The Cabinet Office has launched an innovative project to reduce the amount of paperwork and administration costs that government regulations impose on businesses and charities. This cross-government drive was recommended by the review, led by Philip Hampton the Chairman of Sainsbury plc, which was given the remit to identify how regulatory services bureaucracy can be cut without affecting the standard of protection. Another recommendation from the Hampton Review to move regulation, including trading standards and environmental health, from town halls to Whitehall with the establishment of a central, national agency, is not being pursued.The aim of the project is to measure the cost of regulation and then to set targets for reducing the burden. Costs will be measured by the Standard Cost Model, which was first used by the Dutch government. The measurement exercise outcome will be a baseline cost of the administrative burden that is placed on UK businesses, charities and voluntary organisations by regulation. The exercise will involve detailed measurement of the administrative burden of regulation through extensive interviews with individual businesses, charities and voluntary organisations between November and December this year. The data will be compiled to deliver a baseline that can be used as the basis to set targets for reducing the regulation burden.
PricewaterhouseCoopers (PwC) has been awarded a contract worth 11.4million pounds. to conduct the regulation measurement exercise across government. A parallel exercise is being conducted by HMRC who announced that they have appointed KPMG to focus on the tax and duty system.

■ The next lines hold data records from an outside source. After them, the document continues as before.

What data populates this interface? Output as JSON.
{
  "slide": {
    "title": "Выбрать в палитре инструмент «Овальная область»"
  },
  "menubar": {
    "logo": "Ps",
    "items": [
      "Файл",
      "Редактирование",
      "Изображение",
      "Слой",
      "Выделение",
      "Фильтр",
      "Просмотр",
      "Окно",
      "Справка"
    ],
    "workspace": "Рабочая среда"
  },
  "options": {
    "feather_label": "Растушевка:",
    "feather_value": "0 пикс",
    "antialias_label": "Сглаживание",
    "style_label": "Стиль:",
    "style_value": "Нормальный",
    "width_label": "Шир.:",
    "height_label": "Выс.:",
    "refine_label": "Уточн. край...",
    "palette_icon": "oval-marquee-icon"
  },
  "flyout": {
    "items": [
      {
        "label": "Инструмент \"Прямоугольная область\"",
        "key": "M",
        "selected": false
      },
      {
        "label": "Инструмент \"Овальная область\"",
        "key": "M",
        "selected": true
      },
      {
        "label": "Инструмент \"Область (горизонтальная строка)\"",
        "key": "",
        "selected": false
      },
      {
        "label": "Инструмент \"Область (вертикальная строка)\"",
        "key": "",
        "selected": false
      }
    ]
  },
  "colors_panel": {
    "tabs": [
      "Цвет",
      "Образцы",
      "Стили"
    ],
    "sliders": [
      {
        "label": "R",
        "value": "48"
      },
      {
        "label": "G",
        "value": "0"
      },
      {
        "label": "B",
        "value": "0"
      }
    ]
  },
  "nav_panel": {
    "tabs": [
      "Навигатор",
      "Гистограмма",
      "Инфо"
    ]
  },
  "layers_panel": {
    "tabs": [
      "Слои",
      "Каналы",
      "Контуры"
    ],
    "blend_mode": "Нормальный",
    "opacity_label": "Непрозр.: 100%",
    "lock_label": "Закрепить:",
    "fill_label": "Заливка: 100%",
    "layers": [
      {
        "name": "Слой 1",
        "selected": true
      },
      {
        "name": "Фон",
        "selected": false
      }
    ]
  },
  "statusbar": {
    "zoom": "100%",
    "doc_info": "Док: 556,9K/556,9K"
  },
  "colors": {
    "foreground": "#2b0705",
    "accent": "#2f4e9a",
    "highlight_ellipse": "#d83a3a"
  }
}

A new website http://www.betterregulation.gov.uk/ . has been launched to allow people to get their views across. The one-stop online portal provides a way for businesses to challenge government to simplify or scrap particular regulations they think are too burdensome. A response will be given to proposals within 90 days.